[Exercise requirements]:
The response should be the data again, identical in every line.

Dataset rows for apps and sites:
==========

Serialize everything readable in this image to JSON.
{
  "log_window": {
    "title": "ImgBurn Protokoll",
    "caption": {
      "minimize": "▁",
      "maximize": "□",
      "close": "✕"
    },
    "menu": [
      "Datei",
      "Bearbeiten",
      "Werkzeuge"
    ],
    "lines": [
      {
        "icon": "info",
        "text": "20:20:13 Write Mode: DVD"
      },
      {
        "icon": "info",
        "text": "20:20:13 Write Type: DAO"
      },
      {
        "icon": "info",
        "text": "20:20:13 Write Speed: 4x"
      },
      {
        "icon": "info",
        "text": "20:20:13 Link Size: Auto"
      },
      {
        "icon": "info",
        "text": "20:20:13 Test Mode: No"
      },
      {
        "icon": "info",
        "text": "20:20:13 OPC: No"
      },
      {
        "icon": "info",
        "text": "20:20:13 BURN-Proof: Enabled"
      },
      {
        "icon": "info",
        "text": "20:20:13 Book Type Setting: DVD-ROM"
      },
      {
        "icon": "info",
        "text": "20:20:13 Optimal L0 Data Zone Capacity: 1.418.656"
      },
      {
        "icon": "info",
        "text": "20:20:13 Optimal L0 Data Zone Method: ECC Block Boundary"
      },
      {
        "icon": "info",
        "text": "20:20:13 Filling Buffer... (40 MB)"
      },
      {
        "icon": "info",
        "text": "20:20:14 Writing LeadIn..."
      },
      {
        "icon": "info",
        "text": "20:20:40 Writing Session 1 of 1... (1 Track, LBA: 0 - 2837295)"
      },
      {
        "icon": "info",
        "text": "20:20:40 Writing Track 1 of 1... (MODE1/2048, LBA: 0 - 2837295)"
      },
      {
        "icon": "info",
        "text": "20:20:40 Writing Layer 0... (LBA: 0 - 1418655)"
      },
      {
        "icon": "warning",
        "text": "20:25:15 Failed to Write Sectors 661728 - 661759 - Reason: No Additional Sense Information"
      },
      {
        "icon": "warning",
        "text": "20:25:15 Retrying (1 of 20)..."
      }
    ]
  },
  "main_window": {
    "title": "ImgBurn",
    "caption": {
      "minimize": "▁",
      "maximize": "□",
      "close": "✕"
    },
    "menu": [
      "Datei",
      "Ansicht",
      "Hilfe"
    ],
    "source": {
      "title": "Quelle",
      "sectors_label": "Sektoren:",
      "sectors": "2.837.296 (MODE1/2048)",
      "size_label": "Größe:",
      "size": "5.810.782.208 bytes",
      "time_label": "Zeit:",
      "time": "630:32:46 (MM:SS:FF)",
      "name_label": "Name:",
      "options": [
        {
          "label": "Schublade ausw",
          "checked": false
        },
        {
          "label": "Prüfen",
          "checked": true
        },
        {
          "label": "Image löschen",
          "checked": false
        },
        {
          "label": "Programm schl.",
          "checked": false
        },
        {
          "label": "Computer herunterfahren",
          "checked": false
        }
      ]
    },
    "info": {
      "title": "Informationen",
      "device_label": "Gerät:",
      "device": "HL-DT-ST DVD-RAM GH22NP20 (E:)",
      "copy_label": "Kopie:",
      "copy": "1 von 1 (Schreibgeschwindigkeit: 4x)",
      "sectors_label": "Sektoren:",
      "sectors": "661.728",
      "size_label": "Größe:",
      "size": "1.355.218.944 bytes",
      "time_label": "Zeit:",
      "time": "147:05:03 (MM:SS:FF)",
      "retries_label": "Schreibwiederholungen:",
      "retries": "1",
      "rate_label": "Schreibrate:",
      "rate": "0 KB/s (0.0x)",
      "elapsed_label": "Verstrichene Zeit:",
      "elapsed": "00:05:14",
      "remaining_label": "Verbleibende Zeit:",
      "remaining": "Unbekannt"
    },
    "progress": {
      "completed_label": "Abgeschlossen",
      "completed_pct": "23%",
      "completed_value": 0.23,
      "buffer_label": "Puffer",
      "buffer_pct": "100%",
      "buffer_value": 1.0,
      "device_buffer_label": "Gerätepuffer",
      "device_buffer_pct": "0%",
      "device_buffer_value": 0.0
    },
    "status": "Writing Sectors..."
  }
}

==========

[Result below]:
Serialize everything readable in this image to JSON.
{
  "log_window": {
    "title": "ImgBurn Protokoll",
    "caption": {
      "minimize": "▁",
      "maximize": "□",
      "close": "✕"
    },
    "menu": [
      "Datei",
      "Bearbeiten",
      "Werkzeuge"
    ],
    "lines": [
      {
        "icon": "info",
        "text": "20:20:13 Write Mode: DVD"
      },
      {
        "icon": "info",
        "text": "20:20:13 Write Type: DAO"
      },
      {
        "icon": "info",
        "text": "20:20:13 Write Speed: 4x"
      },
      {
        "icon": "info",
        "text": "20:20:13 Link Size: Auto"
      },
      {
        "icon": "info",
        "text": "20:20:13 Test Mode: No"
      },
      {
        "icon": "info",
        "text": "20:20:13 OPC: No"
      },
      {
        "icon": "info",
        "text": "20:20:13 BURN-Proof: Enabled"
      },
      {
        "icon": "info",
        "text": "20:20:13 Book Type Setting: DVD-ROM"
      },
      {
        "icon": "info",
        "text": "20:20:13 Optimal L0 Data Zone Capacity: 1.418.656"
      },
      {
        "icon": "info",
        "text": "20:20:13 Optimal L0 Data Zone Method: ECC Block Boundary"
      },
      {
        "icon": "info",
        "text": "20:20:13 Filling Buffer... (40 MB)"
      },
      {
        "icon": "info",
        "text": "20:20:14 Writing LeadIn..."
      },
      {
        "icon": "info",
        "text": "20:20:40 Writing Session 1 of 1... (1 Track, LBA: 0 - 2837295)"
      },
      {
        "icon": "info",
        "text": "20:20:40 Writing Track 1 of 1... (MODE1/2048, LBA: 0 - 2837295)"
      },
      {
        "icon": "info",
        "text": "20:20:40 Writing Layer 0... (LBA: 0 - 1418655)"
      },
      {
        "icon": "warning",
        "text": "20:25:15 Failed to Write Sectors 661728 - 661759 - Reason: No Additional Sense Information"
      },
      {
        "icon": "warning",
        "text": "20:25:15 Retrying (1 of 20)..."
      }
    ]
  },
  "main_window": {
    "title": "ImgBurn",
    "caption": {
      "minimize": "▁",
      "maximize": "□",
      "close": "✕"
    },
    "menu": [
      "Datei",
      "Ansicht",
      "Hilfe"
    ],
    "source": {
      "title": "Quelle",
      "sectors_label": "Sektoren:",
      "sectors": "2.837.296 (MODE1/2048)",
      "size_label": "Größe:",
      "size": "5.810.782.208 bytes",
      "time_label": "Zeit:",
      "time": "630:32:46 (MM:SS:FF)",
      "name_label": "Name:",
      "options": [
        {
          "label": "Schublade ausw",
          "checked": false
        },
        {
          "label": "Prüfen",
          "checked": true
        },
        {
          "label": "Image löschen",
          "checked": false
        },
        {
          "label": "Programm schl.",
          "checked": false
        },
        {
          "label": "Computer herunterfahren",
          "checked": false
        }
      ]
    },
    "info": {
      "title": "Informationen",
      "device_label": "Gerät:",
      "device": "HL-DT-ST DVD-RAM GH22NP20 (E:)",
      "copy_label": "Kopie:",
      "copy": "1 von 1 (Schreibgeschwindigkeit: 4x)",
      "sectors_label": "Sektoren:",
      "sectors": "661.728",
      "size_label": "Größe:",
      "size": "1.355.218.944 bytes",
      "time_label": "Zeit:",
      "time": "147:05:03 (MM:SS:FF)",
      "retries_label": "Schreibwiederholungen:",
      "retries": "1",
      "rate_label": "Schreibrate:",
      "rate": "0 KB/s (0.0x)",
      "elapsed_label": "Verstrichene Zeit:",
      "elapsed": "00:05:14",
      "remaining_label": "Verbleibende Zeit:",
      "remaining": "Unbekannt"
    },
    "progress": {
      "completed_label": "Abgeschlossen",
      "completed_pct": "23%",
      "completed_value": 0.23,
      "buffer_label": "Puffer",
      "buffer_pct": "100%",
      "buffer_value": 1.0,
      "device_buffer_label": "Gerätepuffer",
      "device_buffer_pct": "0%",
      "device_buffer_value": 0.0
    },
    "status": "Writing Sectors..."
  }
}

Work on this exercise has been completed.